Announcing Stack Overflow Documentation

We started with Q&A. Technical documentation is next, and we need your help.

Whether you're a beginner or an experienced developer, you can contribute.

Sign up and start helping → Learn more about Documentation →

The library should;

-Be easy to use and few lines of client code should accomplish much
-Be as platform independent as possible. (In case of future ports to other platforms)
-Have C++ bindings.
-Be mature and stable

I would also like to be notified of most HID events through callbacks.

I have considered the following alternatives:

*libhid - (Unfortunately?) this is GPL and cannot be used in my application.
*WDK - Seems to be a bit low-level for my use. I don`t need that kind of control
*atusbhid - This has an appropriate level of abstraction but is firmly tied to the windows messaging loop

Do any of you have any other alternatives to offer?

share|improve this question
I found out through testing that libusb-win32-src- does not initailized the devices element of struct usb_bus. Please try something else. – Frank Dec 26 '15 at 4:16

Take a look at hidapi: it is C, which answers the C++ bindings question (effectively :)), is cross platform and has a very permissive license. Doesn't appear to have the callbacks, but...

share|improve this answer
Definitely the best choice if libhid is not an option due to licensing. – patrickvacek Oct 23 '13 at 14:00

If libhid works for you, then perhaps the thing to do would be to write an app (which you would GPL), which uses libhid to talk to devices, then provides whatever you need via a TCP connection. Your real app would connect via TCP to do what it needs. This would obviously be a massive performance hit.

This app would effectively be a 'shim' between libhid and your app. In this case, the shim would exist for legal, not technical reasons.

I'm not saying it's a good idea, just that it's an idea.

share|improve this answer

Look at this code:


It gives you some simple classes to talk to a HID device. What it boils down to is, get the alias for the device (something like \?\HID#Vid_nnnn&Pid_nnn#.......) and use CreateFile to open it. You can get the device's alias under HKML\SYSTEM\CCS\Control\DeviceClasses{4d1e55...}\

The Vid and Pid are the vendor ID and product ID of the device (check Device Manager).

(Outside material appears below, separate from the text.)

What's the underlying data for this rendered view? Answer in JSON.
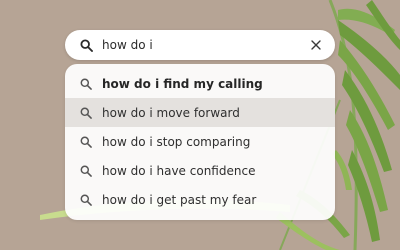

share|improve this answer

HIDmaker software suite from Trace systems is an option.

Pros: - Easy to use (Excelent for learning how to program for USB HID) - Generates working applications source code in a various project formats (Visual Studio, Borland) - Generates stable example code for both host and device (stable in my experience) - High performance (if HID can even be said to have high performance in the first place)

Cons: - Only works on Microsoft Windows - Uses it's own USB library I think (ActiveX)

share|improve this answer
So in effect, it just provides you with a C++ binding to their ActiveX control. Also, it's meant to produce the code on the hardware side for a variety of microcontrollers. That seems a bit overkill to me. – Dave Van den Eynde Nov 14 '08 at 10:29

Consider rolling your own. You'll have total control over the interface, the level of platform independence, and such. Even though a project is GPL, you can use it as a recipe for your own, and as a testbed to find issues with your own.

share|improve this answer
I have created my own HID library in C# and C++/CLI. You can refer to the WDK. – AZ. Mar 12 '13 at 17:37

There are several USB HID Host drivers for Windows. An easy to use Dynamic Link Library is from http://embedded24.net. There are also several example applications included for Visual Studio 2010 (C++, C# and VB).

share|improve this answer

Your Answer


By posting your answer, you agree to the privacy policy and terms of service.

Not the answer you're looking for? Browse other questions tagged or ask your own question.